== Stored dataset items ==
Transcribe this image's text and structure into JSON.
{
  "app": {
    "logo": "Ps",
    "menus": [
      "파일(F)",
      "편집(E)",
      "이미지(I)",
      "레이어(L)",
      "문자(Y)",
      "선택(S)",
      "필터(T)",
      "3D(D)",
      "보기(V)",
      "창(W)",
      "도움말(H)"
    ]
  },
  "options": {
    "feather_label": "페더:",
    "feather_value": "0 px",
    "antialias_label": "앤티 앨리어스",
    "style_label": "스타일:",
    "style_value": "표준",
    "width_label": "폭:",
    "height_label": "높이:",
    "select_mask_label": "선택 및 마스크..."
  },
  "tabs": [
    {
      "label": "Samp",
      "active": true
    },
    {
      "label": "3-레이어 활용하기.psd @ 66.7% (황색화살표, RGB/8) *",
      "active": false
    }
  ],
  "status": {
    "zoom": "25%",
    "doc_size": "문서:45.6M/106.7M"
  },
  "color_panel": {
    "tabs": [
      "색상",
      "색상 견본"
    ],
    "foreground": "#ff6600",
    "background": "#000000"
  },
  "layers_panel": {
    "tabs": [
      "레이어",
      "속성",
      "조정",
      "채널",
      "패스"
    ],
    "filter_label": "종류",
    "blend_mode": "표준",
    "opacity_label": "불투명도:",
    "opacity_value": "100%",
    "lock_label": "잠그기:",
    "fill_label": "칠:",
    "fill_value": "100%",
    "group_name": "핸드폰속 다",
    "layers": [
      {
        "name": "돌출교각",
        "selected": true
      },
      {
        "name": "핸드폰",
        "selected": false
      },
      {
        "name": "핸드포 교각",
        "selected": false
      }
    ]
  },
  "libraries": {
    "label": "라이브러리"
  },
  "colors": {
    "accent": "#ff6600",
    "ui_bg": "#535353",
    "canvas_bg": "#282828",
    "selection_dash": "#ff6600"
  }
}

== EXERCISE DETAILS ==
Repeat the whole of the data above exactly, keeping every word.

== RESPONSE BOX ==
Transcribe this image's text and structure into JSON.
{
  "app": {
    "logo": "Ps",
    "menus": [
      "파일(F)",
      "편집(E)",
      "이미지(I)",
      "레이어(L)",
      "문자(Y)",
      "선택(S)",
      "필터(T)",
      "3D(D)",
      "보기(V)",
      "창(W)",
      "도움말(H)"
    ]
  },
  "options": {
    "feather_label": "페더:",
    "feather_value": "0 px",
    "antialias_label": "앤티 앨리어스",
    "style_label": "스타일:",
    "style_value": "표준",
    "width_label": "폭:",
    "height_label": "높이:",
    "select_mask_label": "선택 및 마스크..."
  },
  "tabs": [
    {
      "label": "Samp",
      "active": true
    },
    {
      "label": "3-레이어 활용하기.psd @ 66.7% (황색화살표, RGB/8) *",
      "active": false
    }
  ],
  "status": {
    "zoom": "25%",
    "doc_size": "문서:45.6M/106.7M"
  },
  "color_panel": {
    "tabs": [
      "색상",
      "색상 견본"
    ],
    "foreground": "#ff6600",
    "background": "#000000"
  },
  "layers_panel": {
    "tabs": [
      "레이어",
      "속성",
      "조정",
      "채널",
      "패스"
    ],
    "filter_label": "종류",
    "blend_mode": "표준",
    "opacity_label": "불투명도:",
    "opacity_value": "100%",
    "lock_label": "잠그기:",
    "fill_label": "칠:",
    "fill_value": "100%",
    "group_name": "핸드폰속 다",
    "layers": [
      {
        "name": "돌출교각",
        "selected": true
      },
      {
        "name": "핸드폰",
        "selected": false
      },
      {
        "name": "핸드포 교각",
        "selected": false
      }
    ]
  },
  "libraries": {
    "label": "라이브러리"
  },
  "colors": {
    "accent": "#ff6600",
    "ui_bg": "#535353",
    "canvas_bg": "#282828",
    "selection_dash": "#ff6600"
  }
}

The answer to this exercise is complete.